→ **Exercise requirements**
Scan the listing below and copy each line holding the word "info".

→ **Material provided**
[Start of Attachment]
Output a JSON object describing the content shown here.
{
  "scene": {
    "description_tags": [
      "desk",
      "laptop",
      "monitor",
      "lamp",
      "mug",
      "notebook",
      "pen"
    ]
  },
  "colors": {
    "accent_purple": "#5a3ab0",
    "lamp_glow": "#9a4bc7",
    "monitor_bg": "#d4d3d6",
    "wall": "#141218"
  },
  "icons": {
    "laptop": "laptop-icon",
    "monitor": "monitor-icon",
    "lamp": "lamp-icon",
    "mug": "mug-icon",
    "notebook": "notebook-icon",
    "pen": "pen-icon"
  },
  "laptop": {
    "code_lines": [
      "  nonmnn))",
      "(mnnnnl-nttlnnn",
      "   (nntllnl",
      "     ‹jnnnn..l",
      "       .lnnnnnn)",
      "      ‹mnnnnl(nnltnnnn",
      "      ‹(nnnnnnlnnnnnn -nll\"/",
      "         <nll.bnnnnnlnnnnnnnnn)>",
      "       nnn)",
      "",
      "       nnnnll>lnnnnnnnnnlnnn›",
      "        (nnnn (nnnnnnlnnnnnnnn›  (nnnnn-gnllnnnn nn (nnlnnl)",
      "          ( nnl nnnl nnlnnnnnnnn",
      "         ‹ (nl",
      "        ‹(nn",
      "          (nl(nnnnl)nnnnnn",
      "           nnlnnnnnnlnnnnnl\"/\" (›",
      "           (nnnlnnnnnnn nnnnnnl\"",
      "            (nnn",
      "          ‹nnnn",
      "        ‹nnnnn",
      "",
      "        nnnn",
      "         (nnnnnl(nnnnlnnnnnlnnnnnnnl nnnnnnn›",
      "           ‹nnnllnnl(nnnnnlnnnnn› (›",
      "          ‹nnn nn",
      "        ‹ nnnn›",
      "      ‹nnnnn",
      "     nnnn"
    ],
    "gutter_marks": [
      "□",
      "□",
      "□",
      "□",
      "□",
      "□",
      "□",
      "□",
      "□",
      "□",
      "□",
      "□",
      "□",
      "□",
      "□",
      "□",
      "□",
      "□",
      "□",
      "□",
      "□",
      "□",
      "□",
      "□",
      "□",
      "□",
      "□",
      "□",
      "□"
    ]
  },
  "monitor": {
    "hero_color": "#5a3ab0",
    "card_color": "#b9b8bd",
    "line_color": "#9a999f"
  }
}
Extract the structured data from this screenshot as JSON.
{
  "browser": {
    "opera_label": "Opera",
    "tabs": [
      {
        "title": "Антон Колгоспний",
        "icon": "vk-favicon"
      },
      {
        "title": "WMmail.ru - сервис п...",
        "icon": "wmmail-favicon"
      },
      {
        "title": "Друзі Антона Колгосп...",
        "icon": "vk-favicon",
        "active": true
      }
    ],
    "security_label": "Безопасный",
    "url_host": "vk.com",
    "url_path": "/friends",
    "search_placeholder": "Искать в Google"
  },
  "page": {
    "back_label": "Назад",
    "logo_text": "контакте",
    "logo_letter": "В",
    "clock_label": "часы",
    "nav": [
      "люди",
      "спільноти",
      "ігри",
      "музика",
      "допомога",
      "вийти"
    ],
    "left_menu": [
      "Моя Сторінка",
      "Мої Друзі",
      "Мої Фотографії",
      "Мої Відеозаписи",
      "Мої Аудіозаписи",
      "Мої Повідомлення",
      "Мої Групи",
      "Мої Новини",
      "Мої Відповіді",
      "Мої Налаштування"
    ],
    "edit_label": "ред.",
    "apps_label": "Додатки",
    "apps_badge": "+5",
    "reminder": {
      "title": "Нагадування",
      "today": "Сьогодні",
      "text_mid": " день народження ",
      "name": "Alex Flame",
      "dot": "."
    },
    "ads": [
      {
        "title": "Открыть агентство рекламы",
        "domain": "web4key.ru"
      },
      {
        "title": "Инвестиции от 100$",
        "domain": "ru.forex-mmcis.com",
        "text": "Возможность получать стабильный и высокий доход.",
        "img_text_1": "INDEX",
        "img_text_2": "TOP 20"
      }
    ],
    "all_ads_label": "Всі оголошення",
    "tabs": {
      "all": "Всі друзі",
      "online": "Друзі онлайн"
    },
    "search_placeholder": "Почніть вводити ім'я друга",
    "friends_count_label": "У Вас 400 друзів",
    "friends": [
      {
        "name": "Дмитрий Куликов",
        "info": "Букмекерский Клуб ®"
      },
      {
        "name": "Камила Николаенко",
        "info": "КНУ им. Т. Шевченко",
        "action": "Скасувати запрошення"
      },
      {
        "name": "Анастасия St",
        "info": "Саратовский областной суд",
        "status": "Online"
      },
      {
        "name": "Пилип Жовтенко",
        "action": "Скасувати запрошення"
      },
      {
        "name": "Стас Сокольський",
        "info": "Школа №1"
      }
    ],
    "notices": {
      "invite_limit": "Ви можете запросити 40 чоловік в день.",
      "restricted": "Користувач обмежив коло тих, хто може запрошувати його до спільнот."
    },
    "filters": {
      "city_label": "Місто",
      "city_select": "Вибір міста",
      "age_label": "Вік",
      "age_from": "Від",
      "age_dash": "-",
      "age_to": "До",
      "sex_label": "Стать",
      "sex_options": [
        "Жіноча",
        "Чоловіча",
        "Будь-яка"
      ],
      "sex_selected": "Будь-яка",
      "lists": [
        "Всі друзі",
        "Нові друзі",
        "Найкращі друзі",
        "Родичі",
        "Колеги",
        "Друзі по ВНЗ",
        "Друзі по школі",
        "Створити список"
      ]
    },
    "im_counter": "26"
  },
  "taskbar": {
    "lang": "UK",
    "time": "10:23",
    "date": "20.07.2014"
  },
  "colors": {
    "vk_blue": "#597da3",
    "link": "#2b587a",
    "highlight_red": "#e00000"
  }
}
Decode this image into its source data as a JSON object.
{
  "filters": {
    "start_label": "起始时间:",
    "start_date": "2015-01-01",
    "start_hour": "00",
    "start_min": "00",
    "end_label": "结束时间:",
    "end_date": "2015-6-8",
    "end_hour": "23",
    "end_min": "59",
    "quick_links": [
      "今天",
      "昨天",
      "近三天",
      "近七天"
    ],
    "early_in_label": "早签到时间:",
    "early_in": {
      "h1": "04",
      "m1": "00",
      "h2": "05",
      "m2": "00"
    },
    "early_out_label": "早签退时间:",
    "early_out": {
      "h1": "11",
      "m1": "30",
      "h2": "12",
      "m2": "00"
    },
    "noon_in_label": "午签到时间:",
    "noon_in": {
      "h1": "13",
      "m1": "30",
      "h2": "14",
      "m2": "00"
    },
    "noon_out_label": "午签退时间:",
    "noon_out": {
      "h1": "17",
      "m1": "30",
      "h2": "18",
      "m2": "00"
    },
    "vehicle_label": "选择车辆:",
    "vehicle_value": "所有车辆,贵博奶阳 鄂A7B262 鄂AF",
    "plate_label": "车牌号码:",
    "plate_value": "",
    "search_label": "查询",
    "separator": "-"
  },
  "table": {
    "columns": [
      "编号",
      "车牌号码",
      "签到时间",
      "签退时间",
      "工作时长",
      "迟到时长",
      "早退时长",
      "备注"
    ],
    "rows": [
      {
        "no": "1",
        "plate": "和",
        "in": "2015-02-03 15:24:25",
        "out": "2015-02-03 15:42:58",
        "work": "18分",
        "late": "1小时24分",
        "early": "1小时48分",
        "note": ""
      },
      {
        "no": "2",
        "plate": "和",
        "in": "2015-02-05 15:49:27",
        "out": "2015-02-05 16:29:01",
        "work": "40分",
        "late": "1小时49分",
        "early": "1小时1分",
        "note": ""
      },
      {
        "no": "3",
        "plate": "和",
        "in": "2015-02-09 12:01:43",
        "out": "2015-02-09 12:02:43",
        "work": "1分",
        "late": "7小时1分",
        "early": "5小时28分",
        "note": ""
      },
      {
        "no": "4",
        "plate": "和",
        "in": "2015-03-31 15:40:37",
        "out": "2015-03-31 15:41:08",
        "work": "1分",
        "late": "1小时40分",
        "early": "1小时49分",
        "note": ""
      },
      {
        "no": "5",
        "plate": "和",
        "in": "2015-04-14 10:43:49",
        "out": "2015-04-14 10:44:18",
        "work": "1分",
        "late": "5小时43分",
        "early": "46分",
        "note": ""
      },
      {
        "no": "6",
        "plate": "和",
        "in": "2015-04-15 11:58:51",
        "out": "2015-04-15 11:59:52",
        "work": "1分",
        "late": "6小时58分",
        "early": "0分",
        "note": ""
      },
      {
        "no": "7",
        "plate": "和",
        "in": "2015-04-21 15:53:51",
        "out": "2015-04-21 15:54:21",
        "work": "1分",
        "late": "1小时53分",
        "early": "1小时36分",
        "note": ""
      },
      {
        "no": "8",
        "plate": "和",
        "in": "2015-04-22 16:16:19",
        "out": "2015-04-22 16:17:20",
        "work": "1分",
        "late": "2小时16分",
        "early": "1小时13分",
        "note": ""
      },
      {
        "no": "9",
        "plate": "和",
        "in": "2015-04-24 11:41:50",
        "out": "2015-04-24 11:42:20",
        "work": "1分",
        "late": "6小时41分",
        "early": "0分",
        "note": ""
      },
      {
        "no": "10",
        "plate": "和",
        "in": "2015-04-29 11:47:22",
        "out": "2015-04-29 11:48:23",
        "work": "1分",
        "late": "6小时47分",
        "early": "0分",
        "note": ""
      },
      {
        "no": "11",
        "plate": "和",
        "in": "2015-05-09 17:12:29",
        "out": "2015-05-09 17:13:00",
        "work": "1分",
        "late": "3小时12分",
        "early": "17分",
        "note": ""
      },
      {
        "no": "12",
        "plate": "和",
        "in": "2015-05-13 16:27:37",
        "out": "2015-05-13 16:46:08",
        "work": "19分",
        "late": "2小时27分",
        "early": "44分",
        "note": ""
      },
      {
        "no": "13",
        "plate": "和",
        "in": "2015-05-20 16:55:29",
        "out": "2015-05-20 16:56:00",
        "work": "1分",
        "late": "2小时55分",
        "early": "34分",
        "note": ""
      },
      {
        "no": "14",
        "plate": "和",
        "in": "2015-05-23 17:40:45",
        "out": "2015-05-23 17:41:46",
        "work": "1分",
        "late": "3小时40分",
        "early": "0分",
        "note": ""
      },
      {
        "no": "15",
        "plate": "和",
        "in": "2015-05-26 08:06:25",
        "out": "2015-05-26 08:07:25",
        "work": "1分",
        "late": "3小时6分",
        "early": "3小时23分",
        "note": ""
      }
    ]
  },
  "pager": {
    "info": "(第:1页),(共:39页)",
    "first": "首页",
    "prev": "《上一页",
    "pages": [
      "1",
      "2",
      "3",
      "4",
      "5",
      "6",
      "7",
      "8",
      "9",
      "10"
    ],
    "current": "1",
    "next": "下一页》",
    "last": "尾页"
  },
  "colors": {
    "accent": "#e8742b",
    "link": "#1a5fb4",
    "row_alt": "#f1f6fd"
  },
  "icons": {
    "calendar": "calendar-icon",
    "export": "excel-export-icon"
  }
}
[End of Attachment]
→ **The answer**
        "info": "Букмекерский Клуб ®"
        "info": "КНУ им. Т. Шевченко",
        "info": "Саратовский областной суд",
        "info": "Школа №1"
    "info": "(第:1页),(共:39页)",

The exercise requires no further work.